Author Jim Tortolano will discuss the colorful history of Garden Grove at the next meeting of the Orange County Historical Society, Nov. 10, 2015, 7:30 p.m at Trinity Episcopal Church, 2400 N. Canal St., in Orange. Tortolano’s book, Garden Grove: A History of the Big Strawberry, was published in 2015. This event is open to the general public at no cost.
The first pioneers began settling the Garden Grove area in the late 1860s – the era when the ranchos were breaking up and parcels of land were being sold to farmers and developers alike. In 1876, Alonzo Gerry Cook laid out the small crossroads townsite of Garden Grove – a name first applied a year earlier to the local school district. This section of the Santa Ana Valley was largely barren land, with barely a tree to its name, much less a garden. But Cook was determined that through hard work the town would soon live up to its name. And indeed, it would.
Over the decades, the community would reinvent itself numerous times, adapting to changes in agriculture and population, decline and development, disaster and triumph. When the railroad arrived in 1905, the population doubled.
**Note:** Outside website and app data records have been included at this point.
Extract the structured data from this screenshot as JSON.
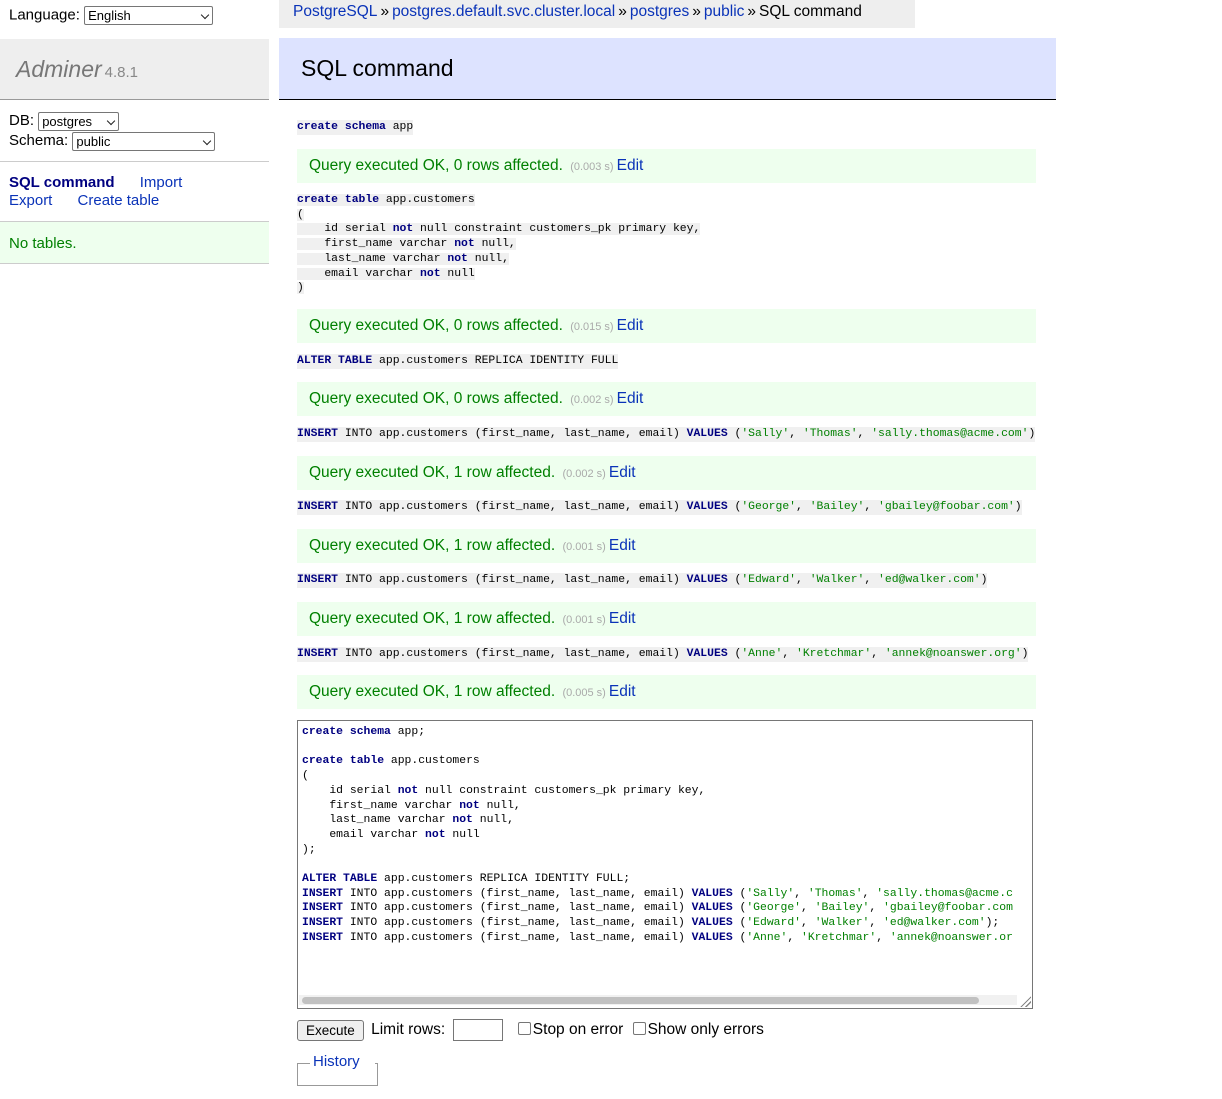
{
  "language": {
    "label": "Language:",
    "value": "English"
  },
  "brand": {
    "name": "Adminer",
    "version": "4.8.1"
  },
  "db_select": {
    "label": "DB:",
    "value": "postgres"
  },
  "schema_select": {
    "label": "Schema:",
    "value": "public"
  },
  "menu": {
    "sql_command": "SQL command",
    "import": "Import",
    "export": "Export",
    "create_table": "Create table",
    "no_tables": "No tables."
  },
  "breadcrumb": {
    "system": "PostgreSQL",
    "server": "postgres.default.svc.cluster.local",
    "database": "postgres",
    "schema": "public",
    "current": "SQL command",
    "separator": "»"
  },
  "page_title": "SQL command",
  "results": [
    {
      "query": "create schema app",
      "message": "Query executed OK, 0 rows affected.",
      "time": "(0.003 s)",
      "edit": "Edit"
    },
    {
      "query": "create table app.customers ( id serial not null constraint customers_pk primary key, first_name varchar not null, last_name varchar not null, email varchar not null )",
      "message": "Query executed OK, 0 rows affected.",
      "time": "(0.015 s)",
      "edit": "Edit"
    },
    {
      "query": "ALTER TABLE app.customers REPLICA IDENTITY FULL",
      "message": "Query executed OK, 0 rows affected.",
      "time": "(0.002 s)",
      "edit": "Edit"
    },
    {
      "query": "INSERT INTO app.customers (first_name, last_name, email) VALUES ('Sally', 'Thomas', 'sally.thomas@acme.com')",
      "message": "Query executed OK, 1 row affected.",
      "time": "(0.002 s)",
      "edit": "Edit"
    },
    {
      "query": "INSERT INTO app.customers (first_name, last_name, email) VALUES ('George', 'Bailey', 'gbailey@foobar.com')",
      "message": "Query executed OK, 1 row affected.",
      "time": "(0.001 s)",
      "edit": "Edit"
    },
    {
      "query": "INSERT INTO app.customers (first_name, last_name, email) VALUES ('Edward', 'Walker', 'ed@walker.com')",
      "message": "Query executed OK, 1 row affected.",
      "time": "(0.001 s)",
      "edit": "Edit"
    },
    {
      "query": "INSERT INTO app.customers (first_name, last_name, email) VALUES ('Anne', 'Kretchmar', 'annek@noanswer.org')",
      "message": "Query executed OK, 1 row affected.",
      "time": "(0.005 s)",
      "edit": "Edit"
    }
  ],
  "editor": {
    "lines": [
      "create schema app;",
      "",
      "create table app.customers",
      "(",
      "    id serial not null constraint customers_pk primary key,",
      "    first_name varchar not null,",
      "    last_name varchar not null,",
      "    email varchar not null",
      ");",
      "",
      "ALTER TABLE app.customers REPLICA IDENTITY FULL;",
      "INSERT INTO app.customers (first_name, last_name, email) VALUES ('Sally', 'Thomas', 'sally.thomas@acme.c",
      "INSERT INTO app.customers (first_name, last_name, email) VALUES ('George', 'Bailey', 'gbailey@foobar.com",
      "INSERT INTO app.customers (first_name, last_name, email) VALUES ('Edward', 'Walker', 'ed@walker.com');",
      "INSERT INTO app.customers (first_name, last_name, email) VALUES ('Anne', 'Kretchmar', 'annek@noanswer.or"
    ]
  },
  "controls": {
    "execute": "Execute",
    "limit_rows": "Limit rows:",
    "limit_value": "",
    "stop_on_error": "Stop on error",
    "show_only_errors": "Show only errors"
  },
  "history": {
    "label": "History"
  },
  "colors": {
    "keyword": "#000080",
    "string": "#008000",
    "header_bg": "#dde3ff",
    "success_bg": "#eeffee",
    "link": "#0a33b8"
  }
}
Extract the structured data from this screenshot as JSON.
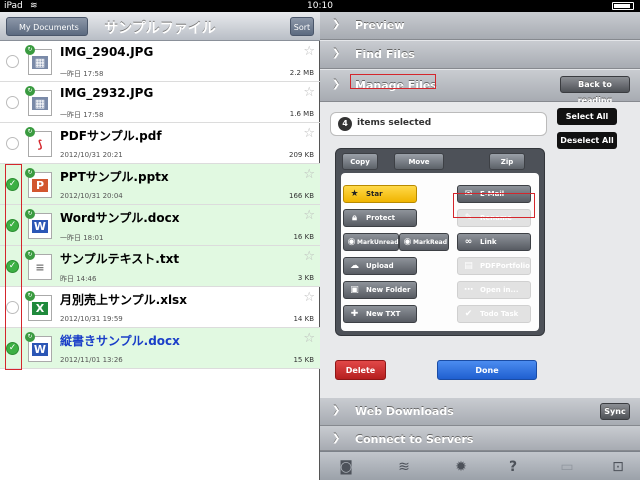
{
  "status_bar": {
    "device": "iPad",
    "wifi_icon": "wifi-icon",
    "time": "10:10"
  },
  "left_nav": {
    "back_label": "My Documents",
    "title": "サンプルファイル",
    "sort_label": "Sort"
  },
  "files": [
    {
      "name": "IMG_2904.JPG",
      "date": "一昨日 17:58",
      "size": "2.2 MB",
      "selected": false,
      "icon": "image-file-icon"
    },
    {
      "name": "IMG_2932.JPG",
      "date": "一昨日 17:58",
      "size": "1.6 MB",
      "selected": false,
      "icon": "image-file-icon"
    },
    {
      "name": "PDFサンプル.pdf",
      "date": "2012/10/31 20:21",
      "size": "209 KB",
      "selected": false,
      "icon": "pdf-file-icon"
    },
    {
      "name": "PPTサンプル.pptx",
      "date": "2012/10/31 20:04",
      "size": "166 KB",
      "selected": true,
      "icon": "ppt-file-icon"
    },
    {
      "name": "Wordサンプル.docx",
      "date": "一昨日 18:01",
      "size": "16 KB",
      "selected": true,
      "icon": "word-file-icon"
    },
    {
      "name": "サンプルテキスト.txt",
      "date": "昨日 14:46",
      "size": "3 KB",
      "selected": true,
      "icon": "text-file-icon"
    },
    {
      "name": "月別売上サンプル.xlsx",
      "date": "2012/10/31 19:59",
      "size": "14 KB",
      "selected": false,
      "icon": "excel-file-icon"
    },
    {
      "name": "縦書きサンプル.docx",
      "date": "2012/11/01 13:26",
      "size": "15 KB",
      "selected": true,
      "icon": "word-file-icon"
    }
  ],
  "right": {
    "preview": "Preview",
    "find_files": "Find Files",
    "manage_files": "Manage Files",
    "back_to_reading": "Back to reading",
    "selected_count": "4",
    "items_selected": "items selected",
    "select_all": "Select All",
    "deselect_all": "Deselect All",
    "copy": "Copy",
    "move": "Move",
    "zip": "Zip",
    "actions": {
      "star": "Star",
      "email": "E-Mail",
      "protect": "Protect",
      "rename": "Rename",
      "mark_unread": "MarkUnread",
      "mark_read": "MarkRead",
      "link": "Link",
      "upload": "Upload",
      "pdf_portfolio": "PDFPortfolio",
      "new_folder": "New Folder",
      "open_in": "Open in...",
      "new_txt": "New TXT",
      "todo_task": "Todo Task"
    },
    "delete": "Delete",
    "done": "Done",
    "web_downloads": "Web Downloads",
    "sync": "Sync",
    "connect_servers": "Connect to Servers"
  },
  "colors": {
    "selected_row": "#e1f9e1",
    "highlight_red": "#d4262c",
    "delete_red": "#c62a2a",
    "done_blue": "#2f6fe0",
    "star_yellow": "#f5c400"
  }
}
The town flourished as an agricultural hub thanks to the bounties of oranges, walnuts, chili peppers and the crop that earned the city’s nickname—the strawberry.
The resilient little town bounced back after extensive damage in both the Long Beach earthquake of 1933 and the flood of 1938. During the post-WWII years Garden Grove was among the fastest growing communities in America, and it finally incorporated as a city in 1956. Today, the city has a diverse population of over 170,883.
Our speaker, Jim Tortolano, is a Garden Grove resident and veteran journalist, who has worked at the Long Beach Press-Telegram, Orange County Evening News and Los Angeles Times in editing and reporting jobs, and served as editor and co-owner of Garden Grove Journal for 30 years. He is currently a professor of journalism at Golden West College, and was previously a military reservist and television sports broadcaster.